[Dataset rows describing interfaces]
....................
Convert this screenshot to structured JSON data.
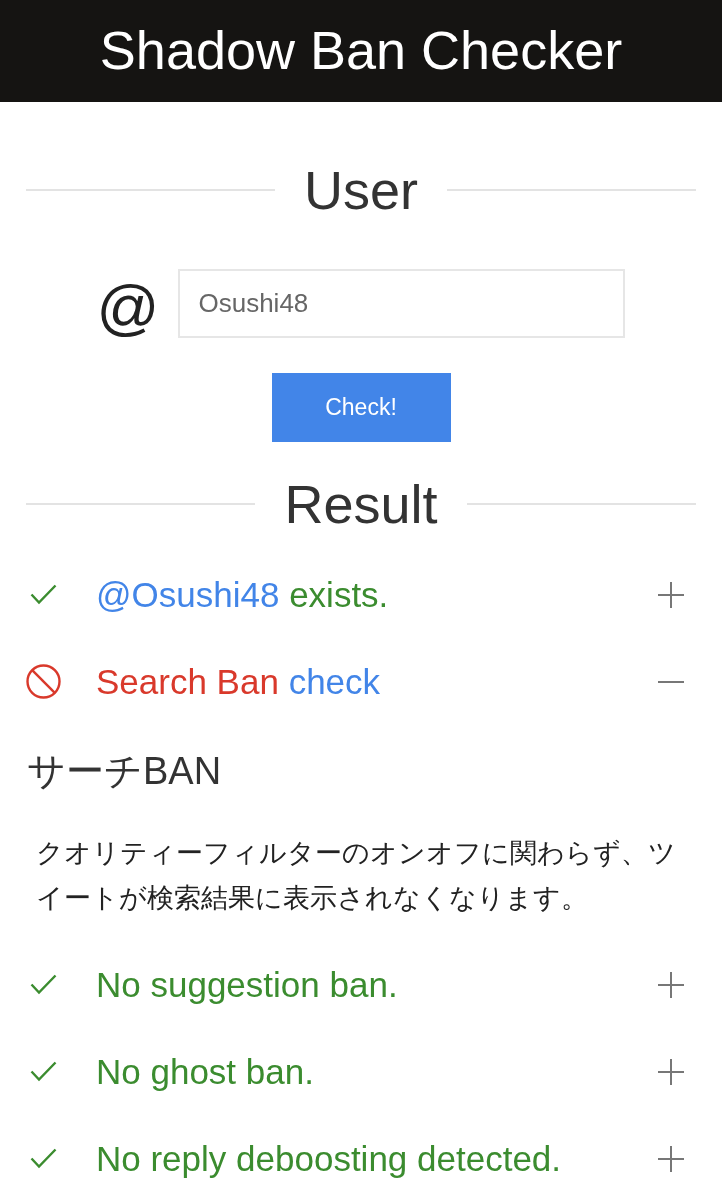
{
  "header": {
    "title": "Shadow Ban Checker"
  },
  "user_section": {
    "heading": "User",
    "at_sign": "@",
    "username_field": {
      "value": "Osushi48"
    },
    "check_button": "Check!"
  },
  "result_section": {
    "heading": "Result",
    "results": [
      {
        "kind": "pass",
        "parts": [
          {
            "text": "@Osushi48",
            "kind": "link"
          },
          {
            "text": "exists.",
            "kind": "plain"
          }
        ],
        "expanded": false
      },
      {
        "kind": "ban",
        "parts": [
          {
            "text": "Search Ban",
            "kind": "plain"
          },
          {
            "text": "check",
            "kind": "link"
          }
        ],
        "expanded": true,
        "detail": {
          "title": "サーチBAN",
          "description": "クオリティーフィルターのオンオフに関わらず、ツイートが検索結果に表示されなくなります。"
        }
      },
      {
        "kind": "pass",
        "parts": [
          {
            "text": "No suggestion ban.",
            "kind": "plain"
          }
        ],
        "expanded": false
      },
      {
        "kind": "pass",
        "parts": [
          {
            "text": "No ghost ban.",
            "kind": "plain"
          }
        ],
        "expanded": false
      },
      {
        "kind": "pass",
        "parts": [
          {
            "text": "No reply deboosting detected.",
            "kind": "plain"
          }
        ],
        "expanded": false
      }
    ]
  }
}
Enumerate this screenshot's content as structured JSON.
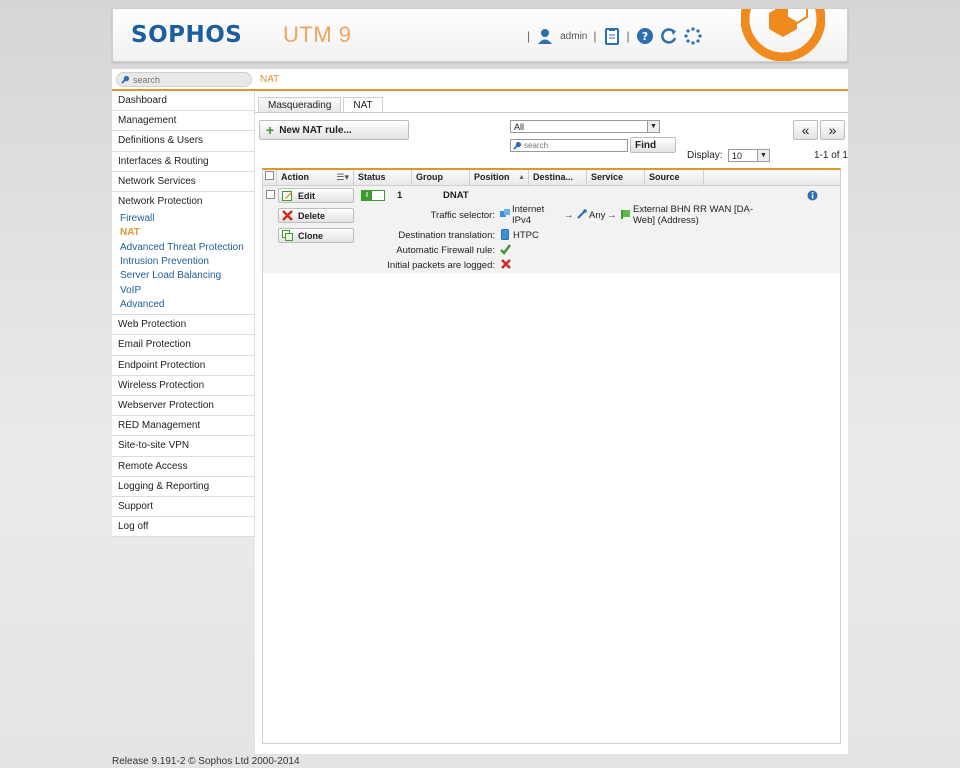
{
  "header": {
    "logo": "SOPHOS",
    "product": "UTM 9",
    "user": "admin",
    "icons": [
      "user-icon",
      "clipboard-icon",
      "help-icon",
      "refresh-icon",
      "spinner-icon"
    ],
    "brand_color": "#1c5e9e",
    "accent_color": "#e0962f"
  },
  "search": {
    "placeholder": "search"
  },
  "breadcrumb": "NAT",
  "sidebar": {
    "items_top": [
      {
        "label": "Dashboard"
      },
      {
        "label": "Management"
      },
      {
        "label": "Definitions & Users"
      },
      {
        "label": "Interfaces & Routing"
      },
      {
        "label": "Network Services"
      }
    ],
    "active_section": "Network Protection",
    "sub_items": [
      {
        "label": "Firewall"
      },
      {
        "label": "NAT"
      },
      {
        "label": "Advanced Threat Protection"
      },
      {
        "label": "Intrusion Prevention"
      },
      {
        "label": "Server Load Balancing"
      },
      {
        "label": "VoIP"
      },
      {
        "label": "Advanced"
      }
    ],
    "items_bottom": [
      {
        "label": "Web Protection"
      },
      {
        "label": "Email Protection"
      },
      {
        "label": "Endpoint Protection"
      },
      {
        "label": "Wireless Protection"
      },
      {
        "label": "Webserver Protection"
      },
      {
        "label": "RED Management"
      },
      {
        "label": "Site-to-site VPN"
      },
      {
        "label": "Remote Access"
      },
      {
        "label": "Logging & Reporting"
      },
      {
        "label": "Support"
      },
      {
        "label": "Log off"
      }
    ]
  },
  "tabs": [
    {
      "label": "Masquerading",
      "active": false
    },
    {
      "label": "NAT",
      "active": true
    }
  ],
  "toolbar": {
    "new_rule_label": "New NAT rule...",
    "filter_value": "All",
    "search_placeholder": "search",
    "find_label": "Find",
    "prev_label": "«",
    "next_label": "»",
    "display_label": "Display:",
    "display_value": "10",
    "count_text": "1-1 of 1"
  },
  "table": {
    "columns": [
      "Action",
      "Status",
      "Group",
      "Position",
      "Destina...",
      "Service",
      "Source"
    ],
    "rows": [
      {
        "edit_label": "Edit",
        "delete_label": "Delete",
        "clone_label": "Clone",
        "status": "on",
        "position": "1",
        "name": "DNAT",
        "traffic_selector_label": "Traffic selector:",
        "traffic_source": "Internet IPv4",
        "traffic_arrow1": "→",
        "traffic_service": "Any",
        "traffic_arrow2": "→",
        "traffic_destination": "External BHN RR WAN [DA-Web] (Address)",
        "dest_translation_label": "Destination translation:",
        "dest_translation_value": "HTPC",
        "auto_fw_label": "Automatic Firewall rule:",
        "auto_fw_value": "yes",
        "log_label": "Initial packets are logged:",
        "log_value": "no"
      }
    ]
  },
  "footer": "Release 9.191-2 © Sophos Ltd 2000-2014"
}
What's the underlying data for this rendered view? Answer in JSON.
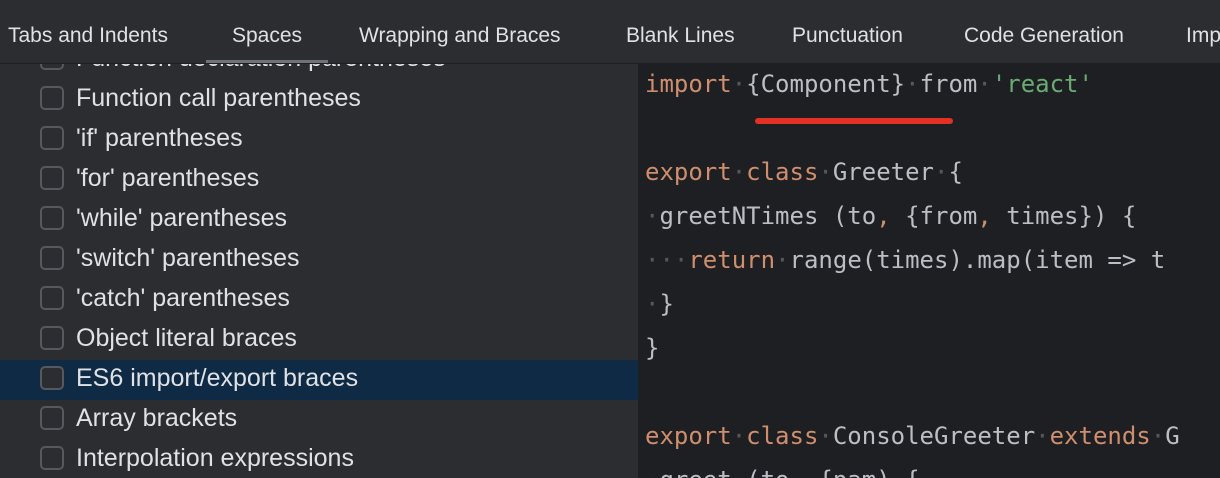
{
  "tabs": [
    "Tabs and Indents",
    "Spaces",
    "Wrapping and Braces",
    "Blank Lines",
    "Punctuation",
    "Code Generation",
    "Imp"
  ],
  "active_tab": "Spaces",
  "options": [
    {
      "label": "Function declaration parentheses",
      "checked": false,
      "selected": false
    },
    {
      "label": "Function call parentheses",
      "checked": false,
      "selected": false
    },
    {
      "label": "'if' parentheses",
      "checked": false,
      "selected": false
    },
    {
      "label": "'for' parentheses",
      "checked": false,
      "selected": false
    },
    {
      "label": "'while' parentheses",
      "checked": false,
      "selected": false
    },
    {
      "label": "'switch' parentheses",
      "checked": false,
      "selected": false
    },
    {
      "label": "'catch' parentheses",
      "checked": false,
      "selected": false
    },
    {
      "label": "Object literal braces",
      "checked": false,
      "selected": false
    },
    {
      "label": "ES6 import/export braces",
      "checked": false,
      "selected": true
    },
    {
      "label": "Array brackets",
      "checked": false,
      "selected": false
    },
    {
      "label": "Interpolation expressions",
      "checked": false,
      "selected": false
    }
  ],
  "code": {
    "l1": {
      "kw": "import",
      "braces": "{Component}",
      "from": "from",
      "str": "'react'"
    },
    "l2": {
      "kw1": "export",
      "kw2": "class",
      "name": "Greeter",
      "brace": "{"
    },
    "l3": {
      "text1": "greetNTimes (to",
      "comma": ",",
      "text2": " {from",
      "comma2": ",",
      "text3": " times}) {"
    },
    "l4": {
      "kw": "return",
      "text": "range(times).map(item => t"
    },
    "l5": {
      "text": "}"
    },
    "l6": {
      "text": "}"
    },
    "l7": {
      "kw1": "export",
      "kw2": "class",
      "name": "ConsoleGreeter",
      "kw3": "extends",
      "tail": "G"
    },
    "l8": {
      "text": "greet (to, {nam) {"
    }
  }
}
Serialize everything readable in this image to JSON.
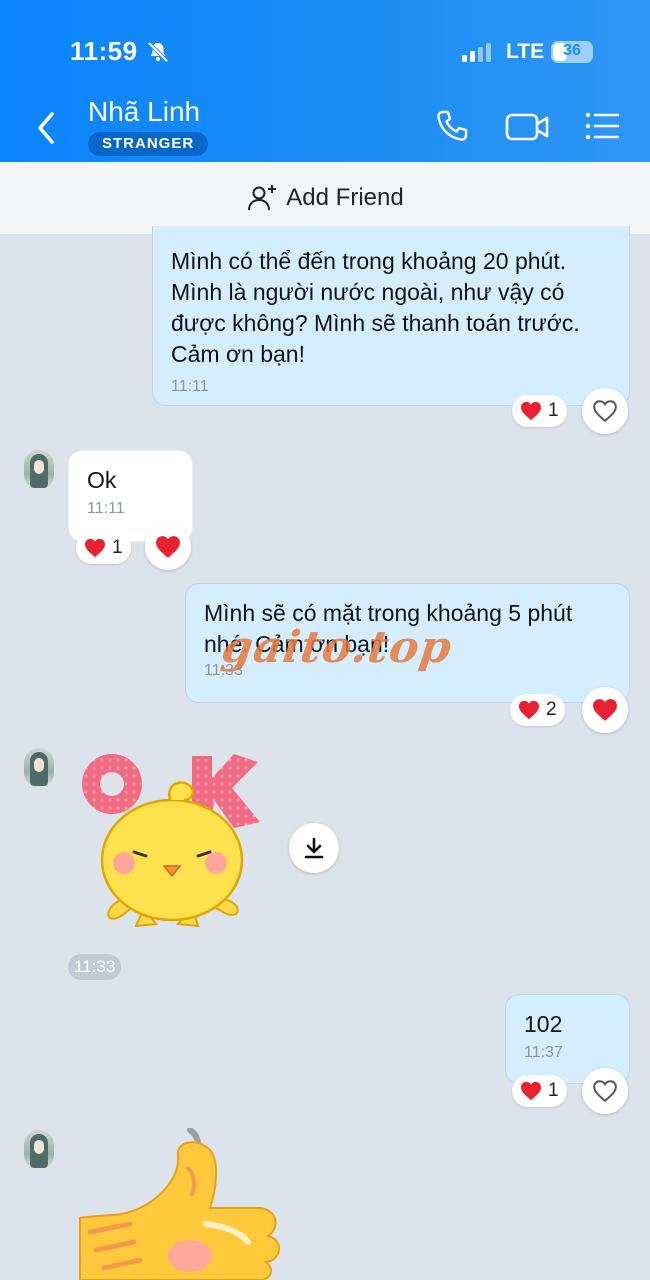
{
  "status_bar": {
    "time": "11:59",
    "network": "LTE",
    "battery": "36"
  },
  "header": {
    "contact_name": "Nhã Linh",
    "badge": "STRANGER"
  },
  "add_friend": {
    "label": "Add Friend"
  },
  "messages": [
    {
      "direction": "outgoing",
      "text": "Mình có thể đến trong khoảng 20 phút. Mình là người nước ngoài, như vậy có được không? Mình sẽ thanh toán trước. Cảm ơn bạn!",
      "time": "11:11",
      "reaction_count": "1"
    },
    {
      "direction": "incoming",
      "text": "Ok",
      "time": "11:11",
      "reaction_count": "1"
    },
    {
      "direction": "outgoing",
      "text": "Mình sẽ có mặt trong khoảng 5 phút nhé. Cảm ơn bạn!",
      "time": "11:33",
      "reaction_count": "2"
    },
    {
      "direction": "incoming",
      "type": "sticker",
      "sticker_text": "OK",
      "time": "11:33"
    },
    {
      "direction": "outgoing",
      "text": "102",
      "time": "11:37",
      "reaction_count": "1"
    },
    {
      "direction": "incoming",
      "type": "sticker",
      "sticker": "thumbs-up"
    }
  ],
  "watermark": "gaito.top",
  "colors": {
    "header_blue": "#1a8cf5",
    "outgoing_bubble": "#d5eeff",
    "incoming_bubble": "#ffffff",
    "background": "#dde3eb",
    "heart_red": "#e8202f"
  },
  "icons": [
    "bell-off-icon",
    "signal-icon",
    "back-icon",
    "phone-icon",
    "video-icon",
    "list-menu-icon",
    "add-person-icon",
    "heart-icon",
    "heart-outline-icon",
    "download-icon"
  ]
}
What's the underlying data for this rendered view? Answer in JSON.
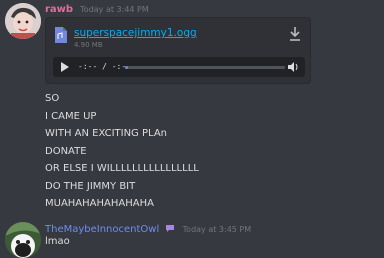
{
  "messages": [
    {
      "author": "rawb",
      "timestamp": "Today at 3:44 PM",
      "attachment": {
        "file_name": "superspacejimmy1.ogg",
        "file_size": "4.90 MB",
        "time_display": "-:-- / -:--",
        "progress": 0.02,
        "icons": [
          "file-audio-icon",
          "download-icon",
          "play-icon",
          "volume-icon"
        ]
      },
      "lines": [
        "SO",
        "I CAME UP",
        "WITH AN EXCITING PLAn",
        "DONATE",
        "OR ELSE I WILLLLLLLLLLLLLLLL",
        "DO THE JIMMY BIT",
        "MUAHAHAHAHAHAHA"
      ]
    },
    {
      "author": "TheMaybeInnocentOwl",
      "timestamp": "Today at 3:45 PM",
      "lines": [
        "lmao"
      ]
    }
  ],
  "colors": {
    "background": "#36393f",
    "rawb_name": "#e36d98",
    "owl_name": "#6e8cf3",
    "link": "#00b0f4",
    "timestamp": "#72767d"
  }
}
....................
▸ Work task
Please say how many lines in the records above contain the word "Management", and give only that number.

▸ Response to this exercise
2